What is Zen?

Zen is a sect of Buddhism that is focused on meditation. Put simply, Zen is a unique method of body-mind training that, if practiced with sincerity and devotion, leads to self-understanding. The heart of Zen Buddhism is zazen (sitting meditation), the most direct way to see into the illusory nature of the ego, belief in which is the cause of our suffering.

Zen does not rely on a specific doctrine, but rather places emphasis on experiencing for oneself the source of the Buddha’s teaching: Awakening.

What is zazen?

Zazen literally means “sitting meditation” in Japanese and it is the core of Zen practice, but experienced practitioners work toward extending the one-pointed, stabilized awareness that they develop in zazen into all their daily activities.

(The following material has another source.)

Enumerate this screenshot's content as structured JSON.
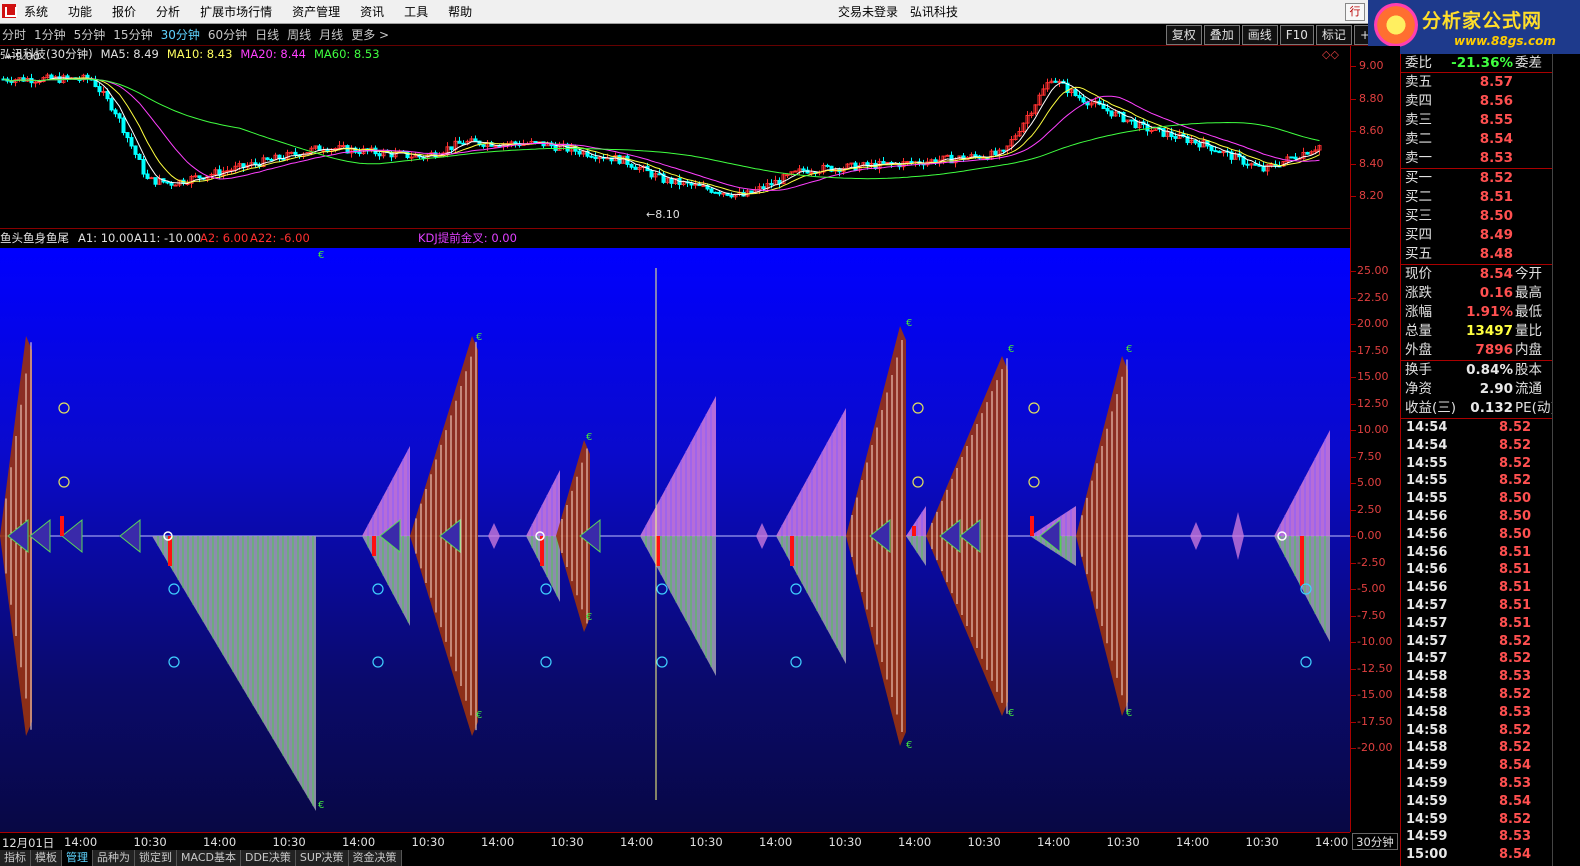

Zen students begin by learning to sit still in a stable, comfortable upright posture, ideally on cushions but in a chair if necessary. The initial Zen practices involve breath awareness; later, when the student is ready, the teacher may assign a koan as the meditation practice. Koans, paradoxical questions that cannot be answered by the intellect, are unique to Zen and are practiced under the close guidance of a teacher. Shikantaza, or “just sitting,” is also practiced at the Rochester Zen Center, generally by more seasoned students.

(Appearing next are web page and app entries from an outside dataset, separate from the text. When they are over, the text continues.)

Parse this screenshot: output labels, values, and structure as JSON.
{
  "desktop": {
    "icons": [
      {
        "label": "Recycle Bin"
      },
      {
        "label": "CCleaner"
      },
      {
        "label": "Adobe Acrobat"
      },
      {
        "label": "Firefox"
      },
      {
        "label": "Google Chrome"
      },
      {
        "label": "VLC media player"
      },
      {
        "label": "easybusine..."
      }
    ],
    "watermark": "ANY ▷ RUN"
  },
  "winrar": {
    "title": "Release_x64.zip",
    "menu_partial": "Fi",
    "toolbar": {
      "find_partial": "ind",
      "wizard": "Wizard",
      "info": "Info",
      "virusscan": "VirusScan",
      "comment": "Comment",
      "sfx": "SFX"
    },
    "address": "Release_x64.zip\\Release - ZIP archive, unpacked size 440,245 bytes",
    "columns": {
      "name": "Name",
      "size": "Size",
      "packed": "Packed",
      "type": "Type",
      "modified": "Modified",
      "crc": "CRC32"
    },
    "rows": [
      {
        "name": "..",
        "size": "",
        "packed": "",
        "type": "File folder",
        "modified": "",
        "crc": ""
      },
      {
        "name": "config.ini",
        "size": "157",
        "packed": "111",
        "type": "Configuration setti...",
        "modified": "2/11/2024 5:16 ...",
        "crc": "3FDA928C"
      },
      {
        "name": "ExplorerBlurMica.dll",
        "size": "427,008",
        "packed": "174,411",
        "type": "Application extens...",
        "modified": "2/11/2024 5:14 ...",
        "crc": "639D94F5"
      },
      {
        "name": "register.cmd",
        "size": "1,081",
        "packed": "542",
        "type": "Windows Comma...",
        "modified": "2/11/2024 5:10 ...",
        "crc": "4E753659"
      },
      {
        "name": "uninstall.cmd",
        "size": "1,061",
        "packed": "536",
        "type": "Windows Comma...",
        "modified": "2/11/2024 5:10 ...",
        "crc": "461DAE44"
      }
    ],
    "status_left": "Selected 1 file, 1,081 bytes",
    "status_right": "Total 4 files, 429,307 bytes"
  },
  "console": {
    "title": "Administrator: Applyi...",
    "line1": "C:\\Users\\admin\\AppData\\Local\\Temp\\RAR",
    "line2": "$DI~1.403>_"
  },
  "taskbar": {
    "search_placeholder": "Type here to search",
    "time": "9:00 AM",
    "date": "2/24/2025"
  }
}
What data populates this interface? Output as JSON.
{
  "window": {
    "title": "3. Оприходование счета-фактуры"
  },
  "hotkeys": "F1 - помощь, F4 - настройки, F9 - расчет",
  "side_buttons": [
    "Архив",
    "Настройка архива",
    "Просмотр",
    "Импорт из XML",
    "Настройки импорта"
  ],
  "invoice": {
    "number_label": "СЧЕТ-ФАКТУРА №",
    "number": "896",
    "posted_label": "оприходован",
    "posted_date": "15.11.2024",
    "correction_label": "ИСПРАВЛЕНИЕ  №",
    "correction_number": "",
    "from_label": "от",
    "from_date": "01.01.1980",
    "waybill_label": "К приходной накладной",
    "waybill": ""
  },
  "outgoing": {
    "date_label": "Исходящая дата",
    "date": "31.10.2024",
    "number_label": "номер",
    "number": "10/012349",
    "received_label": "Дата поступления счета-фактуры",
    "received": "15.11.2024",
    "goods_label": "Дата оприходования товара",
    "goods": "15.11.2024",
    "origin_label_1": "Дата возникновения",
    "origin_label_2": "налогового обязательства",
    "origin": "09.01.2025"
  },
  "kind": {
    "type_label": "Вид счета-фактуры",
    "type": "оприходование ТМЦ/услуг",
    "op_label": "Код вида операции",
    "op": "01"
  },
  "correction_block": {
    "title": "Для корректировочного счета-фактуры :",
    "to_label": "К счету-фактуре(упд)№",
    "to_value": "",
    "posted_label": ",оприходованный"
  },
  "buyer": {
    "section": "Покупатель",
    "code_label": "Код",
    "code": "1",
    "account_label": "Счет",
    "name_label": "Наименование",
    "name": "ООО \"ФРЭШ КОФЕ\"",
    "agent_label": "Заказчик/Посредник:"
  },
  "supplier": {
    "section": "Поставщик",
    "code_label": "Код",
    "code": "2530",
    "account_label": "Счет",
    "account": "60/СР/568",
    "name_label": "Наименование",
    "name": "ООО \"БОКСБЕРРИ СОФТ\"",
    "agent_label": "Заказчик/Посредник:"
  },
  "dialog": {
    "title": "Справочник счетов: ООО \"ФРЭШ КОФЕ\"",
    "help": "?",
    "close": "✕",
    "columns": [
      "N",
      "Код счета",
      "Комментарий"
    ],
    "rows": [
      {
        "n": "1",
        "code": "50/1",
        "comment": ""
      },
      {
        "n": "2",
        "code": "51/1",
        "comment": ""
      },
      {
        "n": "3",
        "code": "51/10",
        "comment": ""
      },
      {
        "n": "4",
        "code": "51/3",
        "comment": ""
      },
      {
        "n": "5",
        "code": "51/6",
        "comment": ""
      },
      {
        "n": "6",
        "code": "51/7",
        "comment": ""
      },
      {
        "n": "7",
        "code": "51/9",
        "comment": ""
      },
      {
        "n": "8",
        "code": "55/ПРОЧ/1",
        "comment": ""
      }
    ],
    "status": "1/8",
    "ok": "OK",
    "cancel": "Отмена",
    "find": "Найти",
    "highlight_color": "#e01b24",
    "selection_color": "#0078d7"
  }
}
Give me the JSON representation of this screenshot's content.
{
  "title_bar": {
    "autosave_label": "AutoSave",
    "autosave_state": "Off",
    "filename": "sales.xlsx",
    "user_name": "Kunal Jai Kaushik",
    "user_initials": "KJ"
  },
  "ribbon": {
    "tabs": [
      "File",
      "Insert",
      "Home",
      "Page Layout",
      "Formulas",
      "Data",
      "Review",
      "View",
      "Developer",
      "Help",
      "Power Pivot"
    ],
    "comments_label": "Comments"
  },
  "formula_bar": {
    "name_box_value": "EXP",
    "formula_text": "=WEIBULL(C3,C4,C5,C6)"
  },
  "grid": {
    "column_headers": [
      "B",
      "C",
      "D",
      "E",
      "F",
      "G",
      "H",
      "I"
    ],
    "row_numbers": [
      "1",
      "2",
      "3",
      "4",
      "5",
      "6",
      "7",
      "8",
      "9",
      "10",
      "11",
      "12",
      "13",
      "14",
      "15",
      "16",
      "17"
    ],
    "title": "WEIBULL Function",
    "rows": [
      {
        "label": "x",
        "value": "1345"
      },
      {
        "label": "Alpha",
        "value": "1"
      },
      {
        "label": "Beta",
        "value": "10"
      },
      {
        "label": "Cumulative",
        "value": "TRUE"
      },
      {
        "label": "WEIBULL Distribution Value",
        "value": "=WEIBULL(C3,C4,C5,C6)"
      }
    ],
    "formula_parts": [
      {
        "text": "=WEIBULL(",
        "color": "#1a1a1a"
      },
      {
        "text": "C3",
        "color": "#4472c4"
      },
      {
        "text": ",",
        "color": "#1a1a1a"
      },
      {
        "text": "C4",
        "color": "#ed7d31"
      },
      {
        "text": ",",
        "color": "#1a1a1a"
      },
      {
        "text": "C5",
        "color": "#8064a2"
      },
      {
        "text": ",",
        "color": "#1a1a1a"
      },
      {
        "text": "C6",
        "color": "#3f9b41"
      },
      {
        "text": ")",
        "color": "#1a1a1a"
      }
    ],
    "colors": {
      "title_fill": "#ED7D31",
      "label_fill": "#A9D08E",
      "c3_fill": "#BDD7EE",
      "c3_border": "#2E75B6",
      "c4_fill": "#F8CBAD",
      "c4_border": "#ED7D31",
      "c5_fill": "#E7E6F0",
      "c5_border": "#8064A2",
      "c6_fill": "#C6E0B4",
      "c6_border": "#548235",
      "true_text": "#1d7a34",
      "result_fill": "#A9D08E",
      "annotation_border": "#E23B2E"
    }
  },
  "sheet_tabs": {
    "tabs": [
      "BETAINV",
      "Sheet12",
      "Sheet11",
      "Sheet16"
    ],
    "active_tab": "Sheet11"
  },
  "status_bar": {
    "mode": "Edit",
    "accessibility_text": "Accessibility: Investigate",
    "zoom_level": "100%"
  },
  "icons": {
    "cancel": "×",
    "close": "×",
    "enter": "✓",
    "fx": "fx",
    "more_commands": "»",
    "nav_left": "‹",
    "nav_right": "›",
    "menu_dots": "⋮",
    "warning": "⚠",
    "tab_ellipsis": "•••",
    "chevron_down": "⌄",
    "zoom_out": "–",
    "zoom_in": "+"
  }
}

Can I continue to practice my family religion and still practice Zen?

Yes. Since zazen allows us to directly experience the Reality that underlies all genuine religion, it is not in conflict with other religious faiths. Zen points to our Original Mind, which existed before religion was even conceived. Moreover, the practice of zazen itself is without content, and by developing concentration and purifying the mind it goes to the core of prayer and of all spiritual work.

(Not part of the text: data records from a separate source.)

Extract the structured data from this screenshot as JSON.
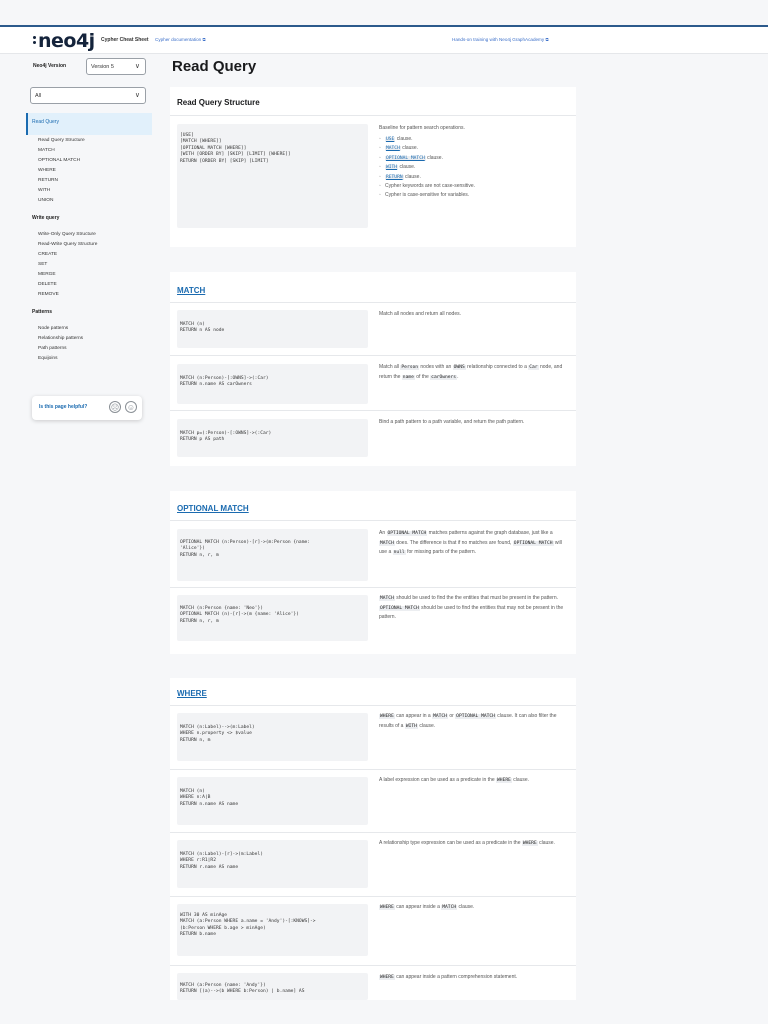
{
  "header": {
    "logo": "neo4j",
    "title": "Cypher Cheat Sheet",
    "docs_link": "Cypher documentation",
    "training_link": "Hands-on training with Neo4j GraphAcademy"
  },
  "sidebar": {
    "version_label": "Neo4j Version",
    "version_value": "Version 5",
    "filter_value": "All",
    "active_item": "Read Query",
    "read_items": [
      "Read Query Structure",
      "MATCH",
      "OPTIONAL MATCH",
      "WHERE",
      "RETURN",
      "WITH",
      "UNION"
    ],
    "write_section": "Write query",
    "write_items": [
      "Write-Only Query Structure",
      "Read-Write Query Structure",
      "CREATE",
      "SET",
      "MERGE",
      "DELETE",
      "REMOVE"
    ],
    "patterns_section": "Patterns",
    "pattern_items": [
      "Node patterns",
      "Relationship patterns",
      "Path patterns",
      "Equijoins"
    ],
    "helpful_text": "Is this page helpful?"
  },
  "main": {
    "page_title": "Read Query",
    "structure": {
      "title": "Read Query Structure",
      "code": "[USE]\n[MATCH [WHERE]]\n[OPTIONAL MATCH [WHERE]]\n[WITH [ORDER BY] [SKIP] [LIMIT] [WHERE]]\nRETURN [ORDER BY] [SKIP] [LIMIT]",
      "desc_intro": "Baseline for pattern search operations.",
      "bullets": [
        {
          "code": "USE",
          "text": " clause."
        },
        {
          "code": "MATCH",
          "text": " clause."
        },
        {
          "code": "OPTIONAL MATCH",
          "text": " clause."
        },
        {
          "code": "WITH",
          "text": " clause."
        },
        {
          "code": "RETURN",
          "text": " clause."
        },
        {
          "code": "",
          "text": "Cypher keywords are not case-sensitive."
        },
        {
          "code": "",
          "text": "Cypher is case-sensitive for variables."
        }
      ]
    },
    "match": {
      "title": "MATCH",
      "rows": [
        {
          "code": "MATCH (n)\nRETURN n AS node",
          "desc": "Match all nodes and return all nodes."
        },
        {
          "code": "MATCH (n:Person)-[:OWNS]->(:Car)\nRETURN n.name AS carOwners",
          "desc": "Match all Person nodes with an OWNS relationship connected to a Car node, and return the name of the carOwners."
        },
        {
          "code": "MATCH p=(:Person)-[:OWNS]->(:Car)\nRETURN p AS path",
          "desc": "Bind a path pattern to a path variable, and return the path pattern."
        }
      ]
    },
    "optional_match": {
      "title": "OPTIONAL MATCH",
      "rows": [
        {
          "code": "OPTIONAL MATCH (n:Person)-[r]->(m:Person {name:\n'Alice'})\nRETURN n, r, m",
          "desc": "An OPTIONAL MATCH matches patterns against the graph database, just like a MATCH does. The difference is that if no matches are found, OPTIONAL MATCH will use a null for missing parts of the pattern."
        },
        {
          "code": "MATCH (n:Person {name: 'Neo'})\nOPTIONAL MATCH (n)-[r]->(m {name: 'Alice'})\nRETURN n, r, m",
          "desc": "MATCH should be used to find the the entities that must be present in the pattern. OPTIONAL MATCH should be used to find the entities that may not be present in the pattern."
        }
      ]
    },
    "where": {
      "title": "WHERE",
      "rows": [
        {
          "code": "MATCH (n:Label)-->(m:Label)\nWHERE n.property <> $value\nRETURN n, m",
          "desc": "WHERE can appear in a MATCH or OPTIONAL MATCH clause. It can also filter the results of a WITH clause."
        },
        {
          "code": "MATCH (n)\nWHERE n:A|B\nRETURN n.name AS name",
          "desc": "A label expression can be used as a predicate in the WHERE clause."
        },
        {
          "code": "MATCH (n:Label)-[r]->(m:Label)\nWHERE r:R1|R2\nRETURN r.name AS name",
          "desc": "A relationship type expression can be used as a predicate in the WHERE clause."
        },
        {
          "code": "WITH 30 AS minAge\nMATCH (a:Person WHERE a.name = 'Andy')-[:KNOWS]->\n(b:Person WHERE b.age > minAge)\nRETURN b.name",
          "desc": "WHERE can appear inside a MATCH clause."
        },
        {
          "code": "MATCH (a:Person {name: 'Andy'})\nRETURN [(a)-->(b WHERE b:Person) | b.name] AS",
          "desc": "WHERE can appear inside a pattern comprehension statement."
        }
      ]
    }
  }
}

How much should I sit?

There is a direct relationship between the amount of time committed to zazen, the quality of the effort put forth during that time, and the progress one makes in practice. For the beginner, at least one-half hour per day is recommended (though one may start with even 15 minutes). This period of time is long enough to sink beneath the surface chatter of the mind and to get more out of our zazen.

What do the terms “Roshi” and “Sensei” mean?

Both are Japanese words which, for lack of any better, English terms, are used as titles by most Zen teachers even in the West. “Roshi” (“venerable teacher”) is usually reserved for a senior teacher.  “Sensei” is the more common title for a Zen teacher, and in Japan it may be used for a mentor in any field, from martial arts to flower arranging. There are no hard-and-fast rules as to which title is to be used for which teachers, and some Zen teachers may keep the title “sensei” throughout their careers.